Each day, we all have things we need to do, places we need to be, folks we need to talk to. Keeping track of all of that can be a chore.

Most people use a calendar to do that — it’s convenient, and they can sync events and appointments across all of the devices that they use.

There are more than a few people who aren’t fans of the calendar — I know a couple or four such people who find calendars to be a bit of a pain to use.

Another option is to use a text file. I’ve been experimenting with using a text file as a schedule over the last few months and have found that can be quite effective. Here’s a look at how I’ve been keeping a plain text schedule.

One File Per Week

Start off with an empty text file, giving it a name like Schedule - 0915-0919.txt.

At the top of the file, add a header block that contains the week over for which the schedule applies. Here’s an example:

WEEK: 15 Sept to 19 Sept

Below that, type a heading for the first day of the week — for example, 15 Sept 2021. Below that, put a range of times — for example, 0930 - 1030, followed by a description of the event or appointment.
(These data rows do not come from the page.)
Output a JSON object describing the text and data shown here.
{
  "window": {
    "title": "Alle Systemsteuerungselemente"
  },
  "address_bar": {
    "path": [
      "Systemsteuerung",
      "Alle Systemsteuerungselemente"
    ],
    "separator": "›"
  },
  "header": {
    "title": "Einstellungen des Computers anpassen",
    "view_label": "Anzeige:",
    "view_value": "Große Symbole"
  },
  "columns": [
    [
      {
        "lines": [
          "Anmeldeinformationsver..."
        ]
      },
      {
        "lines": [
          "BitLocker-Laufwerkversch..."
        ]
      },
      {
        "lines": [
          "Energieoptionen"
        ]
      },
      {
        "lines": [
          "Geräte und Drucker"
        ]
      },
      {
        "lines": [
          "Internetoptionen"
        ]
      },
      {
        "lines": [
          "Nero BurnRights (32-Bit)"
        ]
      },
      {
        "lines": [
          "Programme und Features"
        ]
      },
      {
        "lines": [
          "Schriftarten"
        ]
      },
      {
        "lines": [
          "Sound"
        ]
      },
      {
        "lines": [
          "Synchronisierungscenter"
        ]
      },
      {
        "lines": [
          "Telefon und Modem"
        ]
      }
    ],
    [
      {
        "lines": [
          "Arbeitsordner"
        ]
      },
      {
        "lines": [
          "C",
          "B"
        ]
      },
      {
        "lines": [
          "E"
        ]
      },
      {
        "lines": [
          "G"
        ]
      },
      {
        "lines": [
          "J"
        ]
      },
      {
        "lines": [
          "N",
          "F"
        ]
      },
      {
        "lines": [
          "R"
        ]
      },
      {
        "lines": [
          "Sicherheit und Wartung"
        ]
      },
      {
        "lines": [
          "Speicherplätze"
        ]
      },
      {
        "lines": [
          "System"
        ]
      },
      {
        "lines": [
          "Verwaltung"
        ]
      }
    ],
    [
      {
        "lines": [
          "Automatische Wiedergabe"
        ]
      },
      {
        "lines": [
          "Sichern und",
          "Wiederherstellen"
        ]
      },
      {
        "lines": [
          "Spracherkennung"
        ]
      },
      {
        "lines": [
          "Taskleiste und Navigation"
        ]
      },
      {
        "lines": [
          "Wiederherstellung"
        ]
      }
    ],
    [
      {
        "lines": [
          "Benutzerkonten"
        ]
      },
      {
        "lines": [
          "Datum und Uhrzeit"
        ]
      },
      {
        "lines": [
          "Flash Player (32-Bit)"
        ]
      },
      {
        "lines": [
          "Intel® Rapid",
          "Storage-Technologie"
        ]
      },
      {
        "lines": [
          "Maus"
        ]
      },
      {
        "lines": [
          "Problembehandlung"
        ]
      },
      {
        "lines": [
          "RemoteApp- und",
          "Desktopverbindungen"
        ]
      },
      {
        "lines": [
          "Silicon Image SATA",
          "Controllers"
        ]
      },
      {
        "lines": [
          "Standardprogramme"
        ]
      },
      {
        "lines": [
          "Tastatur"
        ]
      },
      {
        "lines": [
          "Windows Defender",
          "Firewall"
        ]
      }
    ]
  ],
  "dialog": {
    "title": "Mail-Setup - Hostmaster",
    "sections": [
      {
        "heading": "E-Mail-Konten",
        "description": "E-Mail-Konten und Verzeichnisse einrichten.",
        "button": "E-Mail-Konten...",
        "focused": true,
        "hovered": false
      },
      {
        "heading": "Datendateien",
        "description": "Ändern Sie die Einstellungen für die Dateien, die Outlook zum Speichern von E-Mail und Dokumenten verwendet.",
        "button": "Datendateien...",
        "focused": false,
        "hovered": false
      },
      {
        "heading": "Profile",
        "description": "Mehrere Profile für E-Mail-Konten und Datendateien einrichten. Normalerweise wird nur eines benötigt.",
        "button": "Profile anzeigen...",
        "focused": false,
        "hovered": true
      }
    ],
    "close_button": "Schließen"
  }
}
Here’s an example:

0930 - 1030 - Video call with DQ

Below that, you can add a note about the event or appointment. That note should be short and describe something you need to do or an item you need to bring. For example:

0930 - 1030 - Video call with DQ
NOTE: Send DQ updated files before meeting

Keep doing that for everything that you need to do during the day.

Since the schedule file covers five days (or more, depending on your needs), you should separate each day using dashes or equal signs or plus signs.

The day before a new week starts, create a new schedule file. If you need to, you can also create a folder structure to organize your schedules.

Here’s an example taken from one of my schedules:

An example of a daily schedule

Sharing Your Schedule

Many people live and work on multiple devices — some combination of computers, smartphones, and tablets. Having a schedule on only one device makes the schedule less useful and less effective.

You should find a way to synchronize your schedule file across all of your devices. I prefer using Nextcloud but the choice is yours.

Drawbacks to this Approach

The main one is that you don’t have alerts or notifications. You need to check your schedule file regularly during the day. In that way, using plain text for your schedule is like using a paper-based day planner.

Sharing your schedule with others is a bit more difficult. You can do that through your syncing software, but not everyone embraces plain text. And, of course, you might not want to share your entire schedule.

To help you get started, I’ve created this template. Feel free to download and use or modify it. I’ve released the template under a CC0 public domain license that lets you do anything you want with the file.